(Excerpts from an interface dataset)
::::

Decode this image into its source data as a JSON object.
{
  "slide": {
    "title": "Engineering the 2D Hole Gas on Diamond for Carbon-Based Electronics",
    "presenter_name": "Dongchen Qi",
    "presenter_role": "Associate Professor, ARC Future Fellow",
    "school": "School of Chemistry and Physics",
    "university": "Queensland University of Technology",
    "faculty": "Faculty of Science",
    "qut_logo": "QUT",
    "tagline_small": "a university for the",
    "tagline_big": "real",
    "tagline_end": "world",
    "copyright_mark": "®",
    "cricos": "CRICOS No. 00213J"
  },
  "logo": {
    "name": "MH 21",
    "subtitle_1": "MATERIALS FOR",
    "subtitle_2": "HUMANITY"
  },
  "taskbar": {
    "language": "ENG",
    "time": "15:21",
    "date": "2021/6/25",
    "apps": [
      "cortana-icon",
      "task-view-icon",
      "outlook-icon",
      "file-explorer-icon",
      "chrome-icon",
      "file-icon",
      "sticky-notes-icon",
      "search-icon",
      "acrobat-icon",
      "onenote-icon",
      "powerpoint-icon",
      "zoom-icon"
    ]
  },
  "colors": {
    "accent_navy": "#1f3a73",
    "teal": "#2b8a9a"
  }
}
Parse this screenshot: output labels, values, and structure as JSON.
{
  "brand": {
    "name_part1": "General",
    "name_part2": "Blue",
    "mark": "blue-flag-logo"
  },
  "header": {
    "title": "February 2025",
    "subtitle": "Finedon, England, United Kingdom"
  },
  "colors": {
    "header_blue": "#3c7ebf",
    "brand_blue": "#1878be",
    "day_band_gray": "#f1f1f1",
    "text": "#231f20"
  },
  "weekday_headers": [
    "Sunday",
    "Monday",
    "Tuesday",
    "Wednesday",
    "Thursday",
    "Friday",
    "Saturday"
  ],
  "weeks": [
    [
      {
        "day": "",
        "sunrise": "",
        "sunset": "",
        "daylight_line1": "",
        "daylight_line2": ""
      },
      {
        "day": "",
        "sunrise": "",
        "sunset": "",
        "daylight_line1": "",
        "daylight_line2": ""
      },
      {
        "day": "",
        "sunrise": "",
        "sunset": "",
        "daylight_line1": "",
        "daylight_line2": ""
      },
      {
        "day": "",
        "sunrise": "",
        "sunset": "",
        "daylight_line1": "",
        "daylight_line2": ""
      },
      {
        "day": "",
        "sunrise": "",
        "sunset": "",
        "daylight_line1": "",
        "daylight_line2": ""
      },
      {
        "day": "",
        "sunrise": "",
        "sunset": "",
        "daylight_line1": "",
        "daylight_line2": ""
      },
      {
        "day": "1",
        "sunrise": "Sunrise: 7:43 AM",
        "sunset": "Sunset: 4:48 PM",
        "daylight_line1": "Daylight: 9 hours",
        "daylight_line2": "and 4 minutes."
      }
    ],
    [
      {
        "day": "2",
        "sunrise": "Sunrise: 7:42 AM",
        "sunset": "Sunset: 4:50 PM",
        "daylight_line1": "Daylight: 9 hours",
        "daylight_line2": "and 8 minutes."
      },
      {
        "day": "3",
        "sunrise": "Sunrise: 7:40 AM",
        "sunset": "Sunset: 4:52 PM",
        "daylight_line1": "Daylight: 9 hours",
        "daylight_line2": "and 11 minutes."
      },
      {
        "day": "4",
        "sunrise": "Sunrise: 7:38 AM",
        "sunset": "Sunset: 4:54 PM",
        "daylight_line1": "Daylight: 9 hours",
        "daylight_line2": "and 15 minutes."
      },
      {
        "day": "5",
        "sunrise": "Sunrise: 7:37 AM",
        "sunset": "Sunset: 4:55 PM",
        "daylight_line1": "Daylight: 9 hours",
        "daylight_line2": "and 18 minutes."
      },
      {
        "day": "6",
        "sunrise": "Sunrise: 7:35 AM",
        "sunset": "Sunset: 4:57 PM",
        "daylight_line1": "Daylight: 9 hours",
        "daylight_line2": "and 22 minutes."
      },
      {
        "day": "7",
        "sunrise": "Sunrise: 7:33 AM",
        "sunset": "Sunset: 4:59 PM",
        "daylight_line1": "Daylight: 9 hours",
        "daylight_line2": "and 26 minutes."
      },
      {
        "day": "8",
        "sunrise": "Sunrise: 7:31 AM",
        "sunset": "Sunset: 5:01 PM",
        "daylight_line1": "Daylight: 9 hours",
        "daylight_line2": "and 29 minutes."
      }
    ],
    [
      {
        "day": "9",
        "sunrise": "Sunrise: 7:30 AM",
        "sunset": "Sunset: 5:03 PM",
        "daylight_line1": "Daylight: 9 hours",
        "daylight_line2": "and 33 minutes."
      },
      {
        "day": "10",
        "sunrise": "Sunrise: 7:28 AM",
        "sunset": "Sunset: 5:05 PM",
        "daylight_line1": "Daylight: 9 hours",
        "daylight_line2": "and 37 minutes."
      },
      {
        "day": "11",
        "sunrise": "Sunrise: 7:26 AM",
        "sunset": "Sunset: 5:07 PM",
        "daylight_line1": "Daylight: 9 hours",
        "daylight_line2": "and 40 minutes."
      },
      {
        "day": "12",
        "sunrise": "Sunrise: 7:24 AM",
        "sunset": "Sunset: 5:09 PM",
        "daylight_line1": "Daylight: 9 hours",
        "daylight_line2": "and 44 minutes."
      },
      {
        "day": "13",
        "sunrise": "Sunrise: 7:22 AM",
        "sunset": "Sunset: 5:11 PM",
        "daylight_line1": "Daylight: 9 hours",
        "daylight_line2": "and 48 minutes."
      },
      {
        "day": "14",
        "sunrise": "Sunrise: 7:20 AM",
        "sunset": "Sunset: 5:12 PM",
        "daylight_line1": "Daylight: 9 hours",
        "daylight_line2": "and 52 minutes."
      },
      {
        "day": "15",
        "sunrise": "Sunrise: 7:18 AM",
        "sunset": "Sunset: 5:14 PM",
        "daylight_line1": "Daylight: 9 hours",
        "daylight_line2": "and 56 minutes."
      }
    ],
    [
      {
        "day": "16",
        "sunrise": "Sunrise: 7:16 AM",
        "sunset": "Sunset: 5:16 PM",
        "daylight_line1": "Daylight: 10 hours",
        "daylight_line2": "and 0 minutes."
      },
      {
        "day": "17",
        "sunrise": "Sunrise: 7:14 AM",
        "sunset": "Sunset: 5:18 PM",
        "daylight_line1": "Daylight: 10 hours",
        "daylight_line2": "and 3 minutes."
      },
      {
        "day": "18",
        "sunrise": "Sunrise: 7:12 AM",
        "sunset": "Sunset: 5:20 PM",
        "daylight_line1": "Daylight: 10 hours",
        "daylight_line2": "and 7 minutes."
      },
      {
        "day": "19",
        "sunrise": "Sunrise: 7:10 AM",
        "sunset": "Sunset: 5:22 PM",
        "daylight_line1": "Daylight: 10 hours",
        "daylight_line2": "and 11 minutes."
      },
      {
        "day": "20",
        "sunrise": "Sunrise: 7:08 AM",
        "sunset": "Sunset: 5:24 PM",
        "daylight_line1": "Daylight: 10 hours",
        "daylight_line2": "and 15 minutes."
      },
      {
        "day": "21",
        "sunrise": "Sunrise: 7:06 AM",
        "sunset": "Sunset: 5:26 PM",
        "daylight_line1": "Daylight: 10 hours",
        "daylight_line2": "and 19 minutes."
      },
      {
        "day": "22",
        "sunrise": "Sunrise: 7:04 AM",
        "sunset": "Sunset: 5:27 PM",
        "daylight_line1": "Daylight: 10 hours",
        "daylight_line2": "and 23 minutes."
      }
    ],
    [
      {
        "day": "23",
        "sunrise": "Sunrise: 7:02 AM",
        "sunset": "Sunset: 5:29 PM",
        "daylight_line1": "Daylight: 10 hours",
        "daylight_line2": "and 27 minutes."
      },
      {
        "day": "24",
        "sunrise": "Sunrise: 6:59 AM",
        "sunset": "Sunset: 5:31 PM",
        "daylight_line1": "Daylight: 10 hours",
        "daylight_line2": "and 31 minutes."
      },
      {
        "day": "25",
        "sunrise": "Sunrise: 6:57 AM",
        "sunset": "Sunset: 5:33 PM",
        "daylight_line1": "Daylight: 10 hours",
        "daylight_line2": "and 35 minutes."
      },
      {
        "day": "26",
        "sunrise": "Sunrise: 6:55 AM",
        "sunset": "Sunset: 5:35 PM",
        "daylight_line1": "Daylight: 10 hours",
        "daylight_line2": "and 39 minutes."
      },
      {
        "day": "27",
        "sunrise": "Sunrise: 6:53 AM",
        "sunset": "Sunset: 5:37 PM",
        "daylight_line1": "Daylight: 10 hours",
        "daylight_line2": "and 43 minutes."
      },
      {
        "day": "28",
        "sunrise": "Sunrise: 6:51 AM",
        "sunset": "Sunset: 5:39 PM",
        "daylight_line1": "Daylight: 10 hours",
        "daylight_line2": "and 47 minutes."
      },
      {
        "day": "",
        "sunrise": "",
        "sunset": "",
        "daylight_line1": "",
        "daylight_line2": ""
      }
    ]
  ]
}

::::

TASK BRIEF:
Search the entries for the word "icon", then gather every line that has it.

TASK RESULT:
      "cortana-icon",
      "task-view-icon",
      "outlook-icon",
      "file-explorer-icon",
      "chrome-icon",
      "file-icon",
      "sticky-notes-icon",
      "search-icon",
      "acrobat-icon",
      "onenote-icon",
      "powerpoint-icon",
      "zoom-icon"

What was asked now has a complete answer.